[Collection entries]
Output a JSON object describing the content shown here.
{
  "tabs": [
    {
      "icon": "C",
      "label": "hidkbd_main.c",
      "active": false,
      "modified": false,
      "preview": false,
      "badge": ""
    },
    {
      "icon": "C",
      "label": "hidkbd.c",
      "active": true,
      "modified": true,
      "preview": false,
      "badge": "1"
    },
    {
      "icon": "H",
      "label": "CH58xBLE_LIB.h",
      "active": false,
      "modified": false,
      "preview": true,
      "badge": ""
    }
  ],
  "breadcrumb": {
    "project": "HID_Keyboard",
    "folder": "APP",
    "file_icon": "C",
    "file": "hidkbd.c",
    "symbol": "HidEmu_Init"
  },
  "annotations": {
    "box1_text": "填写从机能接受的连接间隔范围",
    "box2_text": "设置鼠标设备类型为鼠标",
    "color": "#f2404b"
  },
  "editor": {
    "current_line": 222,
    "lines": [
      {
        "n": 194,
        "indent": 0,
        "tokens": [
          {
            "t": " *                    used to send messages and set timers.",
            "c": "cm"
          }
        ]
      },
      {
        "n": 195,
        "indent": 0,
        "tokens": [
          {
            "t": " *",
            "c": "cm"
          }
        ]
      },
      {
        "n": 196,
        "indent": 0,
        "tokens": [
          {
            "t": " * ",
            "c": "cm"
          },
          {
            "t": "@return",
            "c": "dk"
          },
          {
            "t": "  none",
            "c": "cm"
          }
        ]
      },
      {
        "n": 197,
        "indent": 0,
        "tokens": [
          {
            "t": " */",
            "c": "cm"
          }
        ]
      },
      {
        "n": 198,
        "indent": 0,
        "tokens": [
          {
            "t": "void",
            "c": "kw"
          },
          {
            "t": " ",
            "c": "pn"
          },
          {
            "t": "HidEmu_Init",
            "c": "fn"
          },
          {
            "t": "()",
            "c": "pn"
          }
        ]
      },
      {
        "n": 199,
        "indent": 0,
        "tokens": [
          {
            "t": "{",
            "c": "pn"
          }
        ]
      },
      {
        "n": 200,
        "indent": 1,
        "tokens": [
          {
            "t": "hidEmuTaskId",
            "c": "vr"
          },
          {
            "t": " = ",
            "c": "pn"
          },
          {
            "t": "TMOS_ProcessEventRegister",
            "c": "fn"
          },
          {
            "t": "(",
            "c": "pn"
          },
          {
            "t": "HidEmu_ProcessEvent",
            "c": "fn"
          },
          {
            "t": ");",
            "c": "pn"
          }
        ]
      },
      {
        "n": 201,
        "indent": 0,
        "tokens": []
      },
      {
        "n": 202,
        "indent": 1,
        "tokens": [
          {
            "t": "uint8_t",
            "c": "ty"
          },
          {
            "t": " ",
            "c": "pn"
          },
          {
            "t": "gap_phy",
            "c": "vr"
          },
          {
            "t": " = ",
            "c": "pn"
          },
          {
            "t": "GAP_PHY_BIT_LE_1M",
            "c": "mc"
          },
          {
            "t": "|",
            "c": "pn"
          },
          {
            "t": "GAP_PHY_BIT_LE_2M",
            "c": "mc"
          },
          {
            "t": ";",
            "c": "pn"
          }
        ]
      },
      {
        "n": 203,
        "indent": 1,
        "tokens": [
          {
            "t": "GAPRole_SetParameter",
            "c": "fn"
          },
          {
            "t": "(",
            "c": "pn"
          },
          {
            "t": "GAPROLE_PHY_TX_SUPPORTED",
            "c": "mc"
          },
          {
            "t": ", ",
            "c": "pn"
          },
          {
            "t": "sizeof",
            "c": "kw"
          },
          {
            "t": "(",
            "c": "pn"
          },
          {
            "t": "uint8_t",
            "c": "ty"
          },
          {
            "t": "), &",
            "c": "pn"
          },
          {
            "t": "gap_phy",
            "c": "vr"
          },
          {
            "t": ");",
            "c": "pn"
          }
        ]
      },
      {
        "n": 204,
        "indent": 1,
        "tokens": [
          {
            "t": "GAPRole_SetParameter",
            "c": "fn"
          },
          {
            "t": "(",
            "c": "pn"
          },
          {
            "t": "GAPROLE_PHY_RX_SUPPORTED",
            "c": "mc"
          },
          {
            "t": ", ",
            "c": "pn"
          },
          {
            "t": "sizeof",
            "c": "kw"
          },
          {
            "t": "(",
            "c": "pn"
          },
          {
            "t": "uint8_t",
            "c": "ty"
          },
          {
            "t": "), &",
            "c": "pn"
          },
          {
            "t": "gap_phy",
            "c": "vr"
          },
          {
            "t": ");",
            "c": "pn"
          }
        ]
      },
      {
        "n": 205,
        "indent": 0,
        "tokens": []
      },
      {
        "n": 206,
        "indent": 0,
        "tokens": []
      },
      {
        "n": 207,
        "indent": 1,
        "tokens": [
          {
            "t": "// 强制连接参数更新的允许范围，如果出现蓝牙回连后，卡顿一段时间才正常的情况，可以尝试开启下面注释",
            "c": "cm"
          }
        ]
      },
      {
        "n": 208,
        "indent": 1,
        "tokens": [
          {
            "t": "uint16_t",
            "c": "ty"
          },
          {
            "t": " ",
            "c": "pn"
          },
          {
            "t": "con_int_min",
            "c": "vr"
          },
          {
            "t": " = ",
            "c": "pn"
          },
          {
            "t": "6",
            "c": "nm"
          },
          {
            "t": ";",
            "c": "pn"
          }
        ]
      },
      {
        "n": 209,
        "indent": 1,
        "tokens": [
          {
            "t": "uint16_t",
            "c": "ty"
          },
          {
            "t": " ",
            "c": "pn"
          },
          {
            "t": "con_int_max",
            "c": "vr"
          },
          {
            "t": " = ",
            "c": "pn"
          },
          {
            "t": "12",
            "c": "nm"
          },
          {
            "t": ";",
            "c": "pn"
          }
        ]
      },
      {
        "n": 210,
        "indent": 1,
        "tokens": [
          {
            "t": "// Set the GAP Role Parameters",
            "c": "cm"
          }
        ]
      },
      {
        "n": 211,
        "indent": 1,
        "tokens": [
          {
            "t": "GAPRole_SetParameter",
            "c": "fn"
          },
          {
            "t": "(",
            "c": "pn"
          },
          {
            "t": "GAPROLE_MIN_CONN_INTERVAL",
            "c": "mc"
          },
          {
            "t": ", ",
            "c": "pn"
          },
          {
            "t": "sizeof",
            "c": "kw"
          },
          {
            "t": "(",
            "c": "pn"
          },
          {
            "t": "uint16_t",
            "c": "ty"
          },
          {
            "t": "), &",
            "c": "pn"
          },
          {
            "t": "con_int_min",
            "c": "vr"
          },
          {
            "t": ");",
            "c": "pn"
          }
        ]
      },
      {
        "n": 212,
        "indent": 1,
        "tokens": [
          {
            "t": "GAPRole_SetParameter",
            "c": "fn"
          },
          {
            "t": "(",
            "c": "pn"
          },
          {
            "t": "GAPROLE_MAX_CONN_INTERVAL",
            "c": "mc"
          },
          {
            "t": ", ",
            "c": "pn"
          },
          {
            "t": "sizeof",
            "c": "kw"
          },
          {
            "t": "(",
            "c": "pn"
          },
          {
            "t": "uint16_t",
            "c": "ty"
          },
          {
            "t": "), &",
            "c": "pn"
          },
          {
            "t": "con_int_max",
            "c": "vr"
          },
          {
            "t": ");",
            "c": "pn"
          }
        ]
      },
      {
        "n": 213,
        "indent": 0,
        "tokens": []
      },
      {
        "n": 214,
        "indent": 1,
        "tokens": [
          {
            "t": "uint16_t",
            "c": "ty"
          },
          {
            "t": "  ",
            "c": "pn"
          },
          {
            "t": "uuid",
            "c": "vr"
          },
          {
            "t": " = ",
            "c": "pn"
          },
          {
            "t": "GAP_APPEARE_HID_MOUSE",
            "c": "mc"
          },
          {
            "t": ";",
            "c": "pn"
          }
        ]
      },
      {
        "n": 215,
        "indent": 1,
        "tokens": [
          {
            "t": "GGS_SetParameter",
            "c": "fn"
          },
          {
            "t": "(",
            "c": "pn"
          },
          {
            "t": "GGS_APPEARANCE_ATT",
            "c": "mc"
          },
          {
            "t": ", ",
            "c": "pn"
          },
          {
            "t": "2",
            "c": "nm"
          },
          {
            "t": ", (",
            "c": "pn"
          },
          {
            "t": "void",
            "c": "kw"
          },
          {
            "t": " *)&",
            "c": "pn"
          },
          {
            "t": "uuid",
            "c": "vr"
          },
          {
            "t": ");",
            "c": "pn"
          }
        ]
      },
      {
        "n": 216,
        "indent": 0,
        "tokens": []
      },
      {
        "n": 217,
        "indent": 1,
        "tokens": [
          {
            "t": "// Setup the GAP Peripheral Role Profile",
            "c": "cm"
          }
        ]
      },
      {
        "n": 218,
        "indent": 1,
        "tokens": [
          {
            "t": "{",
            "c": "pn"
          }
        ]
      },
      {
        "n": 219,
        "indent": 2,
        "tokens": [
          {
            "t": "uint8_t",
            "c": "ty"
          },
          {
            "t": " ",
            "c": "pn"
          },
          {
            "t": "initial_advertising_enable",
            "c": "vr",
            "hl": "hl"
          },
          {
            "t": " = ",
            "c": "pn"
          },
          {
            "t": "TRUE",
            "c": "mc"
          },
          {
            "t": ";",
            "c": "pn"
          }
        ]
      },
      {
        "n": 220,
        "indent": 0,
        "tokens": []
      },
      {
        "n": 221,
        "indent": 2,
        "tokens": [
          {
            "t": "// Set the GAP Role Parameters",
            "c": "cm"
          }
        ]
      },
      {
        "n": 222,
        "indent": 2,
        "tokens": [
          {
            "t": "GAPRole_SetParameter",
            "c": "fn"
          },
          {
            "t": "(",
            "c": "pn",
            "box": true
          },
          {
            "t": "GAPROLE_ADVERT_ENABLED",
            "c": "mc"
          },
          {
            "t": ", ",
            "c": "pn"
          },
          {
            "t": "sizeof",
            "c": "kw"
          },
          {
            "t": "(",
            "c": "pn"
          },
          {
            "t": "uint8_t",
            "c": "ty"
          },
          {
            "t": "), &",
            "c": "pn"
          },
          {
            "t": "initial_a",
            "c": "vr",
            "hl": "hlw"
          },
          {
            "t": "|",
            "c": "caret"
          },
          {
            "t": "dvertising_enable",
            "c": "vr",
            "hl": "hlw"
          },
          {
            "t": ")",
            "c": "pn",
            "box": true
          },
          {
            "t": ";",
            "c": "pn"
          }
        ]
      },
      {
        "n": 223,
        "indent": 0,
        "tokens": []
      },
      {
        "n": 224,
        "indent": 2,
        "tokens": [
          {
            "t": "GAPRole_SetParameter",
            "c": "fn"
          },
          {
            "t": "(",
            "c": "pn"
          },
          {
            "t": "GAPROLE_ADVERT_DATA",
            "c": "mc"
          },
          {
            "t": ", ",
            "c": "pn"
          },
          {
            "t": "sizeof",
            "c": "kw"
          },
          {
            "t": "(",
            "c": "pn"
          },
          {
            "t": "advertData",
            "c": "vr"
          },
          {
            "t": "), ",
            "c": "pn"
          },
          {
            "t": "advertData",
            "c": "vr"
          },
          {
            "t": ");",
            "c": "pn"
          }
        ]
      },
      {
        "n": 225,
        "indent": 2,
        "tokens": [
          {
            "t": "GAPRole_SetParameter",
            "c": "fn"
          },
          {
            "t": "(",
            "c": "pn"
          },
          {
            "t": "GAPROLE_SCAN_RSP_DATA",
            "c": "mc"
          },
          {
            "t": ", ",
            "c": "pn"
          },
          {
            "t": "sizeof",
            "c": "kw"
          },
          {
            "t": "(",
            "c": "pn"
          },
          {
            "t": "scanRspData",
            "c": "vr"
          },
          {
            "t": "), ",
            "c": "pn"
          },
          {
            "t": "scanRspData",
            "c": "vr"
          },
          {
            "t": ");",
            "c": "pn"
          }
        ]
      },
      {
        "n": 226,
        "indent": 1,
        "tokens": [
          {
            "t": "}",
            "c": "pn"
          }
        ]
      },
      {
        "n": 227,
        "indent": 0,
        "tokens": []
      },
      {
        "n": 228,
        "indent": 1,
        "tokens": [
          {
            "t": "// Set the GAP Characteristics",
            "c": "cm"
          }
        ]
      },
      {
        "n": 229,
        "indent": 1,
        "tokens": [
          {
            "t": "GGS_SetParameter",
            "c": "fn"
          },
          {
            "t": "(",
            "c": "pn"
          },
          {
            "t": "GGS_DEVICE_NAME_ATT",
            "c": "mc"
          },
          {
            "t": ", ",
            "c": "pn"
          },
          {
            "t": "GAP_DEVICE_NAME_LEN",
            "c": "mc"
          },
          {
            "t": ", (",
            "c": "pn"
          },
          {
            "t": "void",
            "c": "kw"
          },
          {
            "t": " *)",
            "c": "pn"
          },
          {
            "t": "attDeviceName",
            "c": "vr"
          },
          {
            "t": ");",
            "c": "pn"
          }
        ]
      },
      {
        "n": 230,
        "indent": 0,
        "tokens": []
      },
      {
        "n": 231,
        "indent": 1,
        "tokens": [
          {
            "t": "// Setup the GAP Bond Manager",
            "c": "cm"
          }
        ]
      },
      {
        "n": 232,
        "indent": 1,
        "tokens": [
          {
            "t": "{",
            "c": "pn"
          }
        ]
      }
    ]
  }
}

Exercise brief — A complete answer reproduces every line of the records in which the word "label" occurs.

Output below —
      "label": "hidkbd_main.c",
      "label": "hidkbd.c",
      "label": "CH58xBLE_LIB.h",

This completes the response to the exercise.